== Provided data
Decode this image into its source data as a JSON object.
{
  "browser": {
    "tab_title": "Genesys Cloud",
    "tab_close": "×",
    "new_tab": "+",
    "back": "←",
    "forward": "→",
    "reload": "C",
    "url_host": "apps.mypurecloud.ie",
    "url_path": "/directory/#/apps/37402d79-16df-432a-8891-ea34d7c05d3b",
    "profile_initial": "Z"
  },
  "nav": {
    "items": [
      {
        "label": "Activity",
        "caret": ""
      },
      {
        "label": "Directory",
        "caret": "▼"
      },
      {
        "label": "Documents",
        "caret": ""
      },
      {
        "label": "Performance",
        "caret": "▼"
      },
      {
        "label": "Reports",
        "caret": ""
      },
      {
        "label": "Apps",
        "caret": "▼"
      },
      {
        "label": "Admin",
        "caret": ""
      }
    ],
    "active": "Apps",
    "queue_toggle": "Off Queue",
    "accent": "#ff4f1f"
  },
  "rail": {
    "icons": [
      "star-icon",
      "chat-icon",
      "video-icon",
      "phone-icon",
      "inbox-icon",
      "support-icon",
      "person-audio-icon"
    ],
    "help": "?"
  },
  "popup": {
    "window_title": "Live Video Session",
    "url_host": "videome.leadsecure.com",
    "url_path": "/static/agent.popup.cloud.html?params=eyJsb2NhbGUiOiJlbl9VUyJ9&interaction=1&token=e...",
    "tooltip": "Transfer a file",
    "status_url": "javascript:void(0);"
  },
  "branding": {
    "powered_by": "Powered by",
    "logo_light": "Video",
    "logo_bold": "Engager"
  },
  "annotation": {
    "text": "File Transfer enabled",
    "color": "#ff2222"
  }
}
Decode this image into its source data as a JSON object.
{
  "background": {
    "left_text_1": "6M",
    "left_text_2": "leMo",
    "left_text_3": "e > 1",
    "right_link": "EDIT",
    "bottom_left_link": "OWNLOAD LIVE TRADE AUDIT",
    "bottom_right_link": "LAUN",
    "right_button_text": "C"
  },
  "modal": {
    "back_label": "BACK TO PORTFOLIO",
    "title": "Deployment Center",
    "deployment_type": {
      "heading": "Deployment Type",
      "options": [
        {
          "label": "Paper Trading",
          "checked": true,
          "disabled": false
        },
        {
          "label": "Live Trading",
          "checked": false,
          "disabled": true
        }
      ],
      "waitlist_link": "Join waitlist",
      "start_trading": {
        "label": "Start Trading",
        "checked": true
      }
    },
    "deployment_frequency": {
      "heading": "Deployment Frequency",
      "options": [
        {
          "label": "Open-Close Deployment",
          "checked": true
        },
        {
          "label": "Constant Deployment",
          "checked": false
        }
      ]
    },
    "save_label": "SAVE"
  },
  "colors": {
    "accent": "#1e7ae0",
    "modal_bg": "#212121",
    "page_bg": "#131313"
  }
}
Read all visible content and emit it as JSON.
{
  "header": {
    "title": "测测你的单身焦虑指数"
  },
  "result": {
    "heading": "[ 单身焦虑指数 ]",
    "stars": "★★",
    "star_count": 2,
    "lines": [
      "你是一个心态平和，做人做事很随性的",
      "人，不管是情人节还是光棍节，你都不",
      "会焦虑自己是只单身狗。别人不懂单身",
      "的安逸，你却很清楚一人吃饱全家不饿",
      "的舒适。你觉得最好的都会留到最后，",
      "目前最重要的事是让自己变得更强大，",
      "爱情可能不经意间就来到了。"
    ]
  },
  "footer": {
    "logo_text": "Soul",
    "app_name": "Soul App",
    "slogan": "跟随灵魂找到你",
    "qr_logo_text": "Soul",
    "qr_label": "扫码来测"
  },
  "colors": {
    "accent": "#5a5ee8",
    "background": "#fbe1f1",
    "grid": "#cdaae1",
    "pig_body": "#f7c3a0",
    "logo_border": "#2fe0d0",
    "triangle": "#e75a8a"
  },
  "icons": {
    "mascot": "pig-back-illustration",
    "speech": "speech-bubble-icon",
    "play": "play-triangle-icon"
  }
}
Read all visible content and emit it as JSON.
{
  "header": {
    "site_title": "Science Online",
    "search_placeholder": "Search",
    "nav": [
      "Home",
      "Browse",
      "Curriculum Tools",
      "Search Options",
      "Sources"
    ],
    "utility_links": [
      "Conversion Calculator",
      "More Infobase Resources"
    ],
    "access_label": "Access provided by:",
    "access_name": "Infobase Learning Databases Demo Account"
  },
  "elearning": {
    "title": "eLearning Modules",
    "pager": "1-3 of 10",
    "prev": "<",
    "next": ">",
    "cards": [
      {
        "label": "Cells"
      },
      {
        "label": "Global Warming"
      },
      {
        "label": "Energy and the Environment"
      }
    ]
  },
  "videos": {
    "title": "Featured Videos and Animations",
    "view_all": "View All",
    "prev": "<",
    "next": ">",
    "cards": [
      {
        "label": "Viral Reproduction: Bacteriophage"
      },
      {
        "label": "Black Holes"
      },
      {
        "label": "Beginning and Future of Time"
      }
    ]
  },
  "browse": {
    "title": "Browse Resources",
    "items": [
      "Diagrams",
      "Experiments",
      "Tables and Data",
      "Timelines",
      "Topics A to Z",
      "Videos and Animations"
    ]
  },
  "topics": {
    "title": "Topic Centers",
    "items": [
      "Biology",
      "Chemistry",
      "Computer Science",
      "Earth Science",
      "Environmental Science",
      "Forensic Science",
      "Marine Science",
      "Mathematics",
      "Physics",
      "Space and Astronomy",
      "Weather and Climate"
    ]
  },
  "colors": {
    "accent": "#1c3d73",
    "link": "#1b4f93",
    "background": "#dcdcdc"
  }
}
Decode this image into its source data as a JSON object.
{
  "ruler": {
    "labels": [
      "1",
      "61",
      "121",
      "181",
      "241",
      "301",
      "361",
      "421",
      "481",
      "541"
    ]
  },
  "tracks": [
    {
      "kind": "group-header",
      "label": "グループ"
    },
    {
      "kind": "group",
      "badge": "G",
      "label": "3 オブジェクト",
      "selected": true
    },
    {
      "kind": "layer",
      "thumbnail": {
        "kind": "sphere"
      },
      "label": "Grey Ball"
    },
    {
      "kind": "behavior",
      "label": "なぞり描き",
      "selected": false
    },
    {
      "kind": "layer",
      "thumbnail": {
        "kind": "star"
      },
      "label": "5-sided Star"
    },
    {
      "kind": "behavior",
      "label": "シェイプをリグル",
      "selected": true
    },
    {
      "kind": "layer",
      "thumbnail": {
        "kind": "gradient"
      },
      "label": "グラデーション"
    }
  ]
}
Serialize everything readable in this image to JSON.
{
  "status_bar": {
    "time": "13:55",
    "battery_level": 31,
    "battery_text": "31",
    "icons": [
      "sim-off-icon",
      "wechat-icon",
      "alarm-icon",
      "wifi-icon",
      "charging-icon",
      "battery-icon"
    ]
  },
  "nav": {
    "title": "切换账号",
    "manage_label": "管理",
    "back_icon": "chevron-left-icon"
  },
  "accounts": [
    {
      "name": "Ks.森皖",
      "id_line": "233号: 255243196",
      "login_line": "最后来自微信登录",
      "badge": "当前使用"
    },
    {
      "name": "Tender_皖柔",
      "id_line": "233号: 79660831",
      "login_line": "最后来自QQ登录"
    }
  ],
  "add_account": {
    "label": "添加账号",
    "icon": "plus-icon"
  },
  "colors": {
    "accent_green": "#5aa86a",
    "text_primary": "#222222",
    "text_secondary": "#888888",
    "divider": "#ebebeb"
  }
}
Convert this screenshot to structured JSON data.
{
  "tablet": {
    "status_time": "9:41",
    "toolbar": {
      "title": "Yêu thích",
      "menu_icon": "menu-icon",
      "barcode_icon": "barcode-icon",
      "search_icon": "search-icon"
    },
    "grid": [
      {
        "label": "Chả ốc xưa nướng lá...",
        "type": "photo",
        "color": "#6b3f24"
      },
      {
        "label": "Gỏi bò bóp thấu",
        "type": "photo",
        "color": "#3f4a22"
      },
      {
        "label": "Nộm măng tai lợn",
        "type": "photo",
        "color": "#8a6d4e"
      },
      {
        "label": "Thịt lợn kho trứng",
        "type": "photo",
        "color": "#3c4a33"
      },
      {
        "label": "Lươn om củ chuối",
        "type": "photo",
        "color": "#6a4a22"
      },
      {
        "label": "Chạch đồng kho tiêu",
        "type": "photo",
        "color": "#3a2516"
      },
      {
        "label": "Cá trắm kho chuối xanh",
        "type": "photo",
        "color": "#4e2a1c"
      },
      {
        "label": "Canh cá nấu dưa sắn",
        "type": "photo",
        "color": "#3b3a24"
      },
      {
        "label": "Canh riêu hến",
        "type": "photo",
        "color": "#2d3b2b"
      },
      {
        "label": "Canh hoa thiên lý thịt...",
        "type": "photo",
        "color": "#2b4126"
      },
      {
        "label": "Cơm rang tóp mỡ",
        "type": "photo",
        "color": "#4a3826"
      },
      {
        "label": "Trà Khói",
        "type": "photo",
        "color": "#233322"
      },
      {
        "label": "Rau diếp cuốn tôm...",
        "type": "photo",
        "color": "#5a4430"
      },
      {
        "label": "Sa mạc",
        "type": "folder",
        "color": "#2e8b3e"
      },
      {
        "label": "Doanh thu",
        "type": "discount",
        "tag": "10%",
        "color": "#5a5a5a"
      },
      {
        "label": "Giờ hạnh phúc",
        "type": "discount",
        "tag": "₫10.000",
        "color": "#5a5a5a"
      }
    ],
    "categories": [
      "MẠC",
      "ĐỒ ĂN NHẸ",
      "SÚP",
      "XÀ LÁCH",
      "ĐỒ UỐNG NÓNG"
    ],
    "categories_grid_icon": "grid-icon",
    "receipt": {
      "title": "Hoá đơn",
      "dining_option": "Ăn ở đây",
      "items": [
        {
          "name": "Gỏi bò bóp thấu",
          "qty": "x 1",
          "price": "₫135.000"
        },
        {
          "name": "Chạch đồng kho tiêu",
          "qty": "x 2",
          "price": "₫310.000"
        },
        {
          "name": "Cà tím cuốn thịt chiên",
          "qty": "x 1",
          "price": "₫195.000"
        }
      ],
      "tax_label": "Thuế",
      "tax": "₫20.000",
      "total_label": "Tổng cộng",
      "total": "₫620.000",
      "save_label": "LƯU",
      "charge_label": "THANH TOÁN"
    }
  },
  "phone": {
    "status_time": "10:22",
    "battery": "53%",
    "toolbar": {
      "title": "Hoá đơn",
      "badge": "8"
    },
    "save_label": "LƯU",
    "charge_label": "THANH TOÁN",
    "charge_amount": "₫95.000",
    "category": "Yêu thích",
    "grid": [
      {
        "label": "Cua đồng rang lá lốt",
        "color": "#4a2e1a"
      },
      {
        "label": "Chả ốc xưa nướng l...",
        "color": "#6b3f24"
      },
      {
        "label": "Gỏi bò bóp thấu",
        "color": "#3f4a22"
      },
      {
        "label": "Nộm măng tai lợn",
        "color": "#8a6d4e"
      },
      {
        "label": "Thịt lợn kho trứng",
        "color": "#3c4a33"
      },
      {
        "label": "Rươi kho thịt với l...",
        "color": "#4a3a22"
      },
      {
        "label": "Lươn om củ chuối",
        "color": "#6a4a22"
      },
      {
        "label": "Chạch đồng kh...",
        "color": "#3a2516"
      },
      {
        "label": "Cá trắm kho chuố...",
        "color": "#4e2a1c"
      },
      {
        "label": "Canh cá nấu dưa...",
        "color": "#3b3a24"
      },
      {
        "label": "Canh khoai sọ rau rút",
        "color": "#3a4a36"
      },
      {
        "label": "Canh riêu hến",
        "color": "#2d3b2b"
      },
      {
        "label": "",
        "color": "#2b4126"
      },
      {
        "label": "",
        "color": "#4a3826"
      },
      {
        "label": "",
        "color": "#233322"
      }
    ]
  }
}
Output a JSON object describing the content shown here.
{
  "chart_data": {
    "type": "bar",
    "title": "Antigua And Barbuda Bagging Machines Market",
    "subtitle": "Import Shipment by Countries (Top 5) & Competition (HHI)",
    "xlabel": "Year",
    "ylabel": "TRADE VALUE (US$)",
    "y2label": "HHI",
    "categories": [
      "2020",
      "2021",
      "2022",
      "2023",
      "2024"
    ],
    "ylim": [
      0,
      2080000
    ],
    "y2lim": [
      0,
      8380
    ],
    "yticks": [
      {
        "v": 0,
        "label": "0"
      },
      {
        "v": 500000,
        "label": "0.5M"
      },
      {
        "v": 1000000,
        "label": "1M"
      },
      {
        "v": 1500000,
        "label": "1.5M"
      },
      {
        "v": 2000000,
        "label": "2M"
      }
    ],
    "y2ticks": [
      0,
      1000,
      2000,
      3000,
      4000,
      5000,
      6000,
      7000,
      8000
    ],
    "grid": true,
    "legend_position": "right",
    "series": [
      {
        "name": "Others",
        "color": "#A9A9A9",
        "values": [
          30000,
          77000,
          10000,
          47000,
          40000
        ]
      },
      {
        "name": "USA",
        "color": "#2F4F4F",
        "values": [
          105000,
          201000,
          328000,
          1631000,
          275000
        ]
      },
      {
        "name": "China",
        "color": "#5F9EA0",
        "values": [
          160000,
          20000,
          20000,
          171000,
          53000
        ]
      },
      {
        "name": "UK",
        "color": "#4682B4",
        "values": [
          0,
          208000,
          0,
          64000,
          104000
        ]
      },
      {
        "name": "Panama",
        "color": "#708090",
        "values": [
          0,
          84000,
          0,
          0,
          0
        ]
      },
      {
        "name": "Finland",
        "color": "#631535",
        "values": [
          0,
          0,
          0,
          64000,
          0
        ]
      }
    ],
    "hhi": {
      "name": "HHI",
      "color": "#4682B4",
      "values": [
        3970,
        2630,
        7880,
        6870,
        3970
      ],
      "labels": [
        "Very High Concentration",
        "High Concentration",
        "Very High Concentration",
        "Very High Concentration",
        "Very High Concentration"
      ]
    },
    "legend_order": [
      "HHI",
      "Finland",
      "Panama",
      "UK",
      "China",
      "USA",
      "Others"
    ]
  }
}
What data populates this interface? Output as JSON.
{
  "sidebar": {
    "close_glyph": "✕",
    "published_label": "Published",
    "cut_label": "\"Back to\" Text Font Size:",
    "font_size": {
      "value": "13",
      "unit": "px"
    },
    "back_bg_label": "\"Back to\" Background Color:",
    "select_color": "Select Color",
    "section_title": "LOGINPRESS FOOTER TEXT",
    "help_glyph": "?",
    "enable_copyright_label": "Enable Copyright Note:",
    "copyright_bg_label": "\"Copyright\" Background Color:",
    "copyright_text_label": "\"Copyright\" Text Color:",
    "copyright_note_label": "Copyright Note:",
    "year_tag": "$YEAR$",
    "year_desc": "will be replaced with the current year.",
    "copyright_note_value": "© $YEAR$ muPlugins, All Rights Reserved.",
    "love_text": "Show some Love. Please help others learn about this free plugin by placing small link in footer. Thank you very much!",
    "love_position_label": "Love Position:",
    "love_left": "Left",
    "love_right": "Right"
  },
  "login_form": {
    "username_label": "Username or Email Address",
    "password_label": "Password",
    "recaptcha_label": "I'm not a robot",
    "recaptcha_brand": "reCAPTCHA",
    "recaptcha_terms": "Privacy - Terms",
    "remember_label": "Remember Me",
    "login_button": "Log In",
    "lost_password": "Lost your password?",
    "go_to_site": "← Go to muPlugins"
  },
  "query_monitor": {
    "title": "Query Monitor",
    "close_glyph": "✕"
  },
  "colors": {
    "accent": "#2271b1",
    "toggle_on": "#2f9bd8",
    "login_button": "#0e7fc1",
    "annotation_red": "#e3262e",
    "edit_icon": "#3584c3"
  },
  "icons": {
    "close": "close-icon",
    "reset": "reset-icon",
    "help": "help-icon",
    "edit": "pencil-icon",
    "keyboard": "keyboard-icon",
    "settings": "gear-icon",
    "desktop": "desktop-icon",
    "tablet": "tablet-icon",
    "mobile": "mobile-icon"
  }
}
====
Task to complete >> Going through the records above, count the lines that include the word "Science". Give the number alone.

Written solution >> 6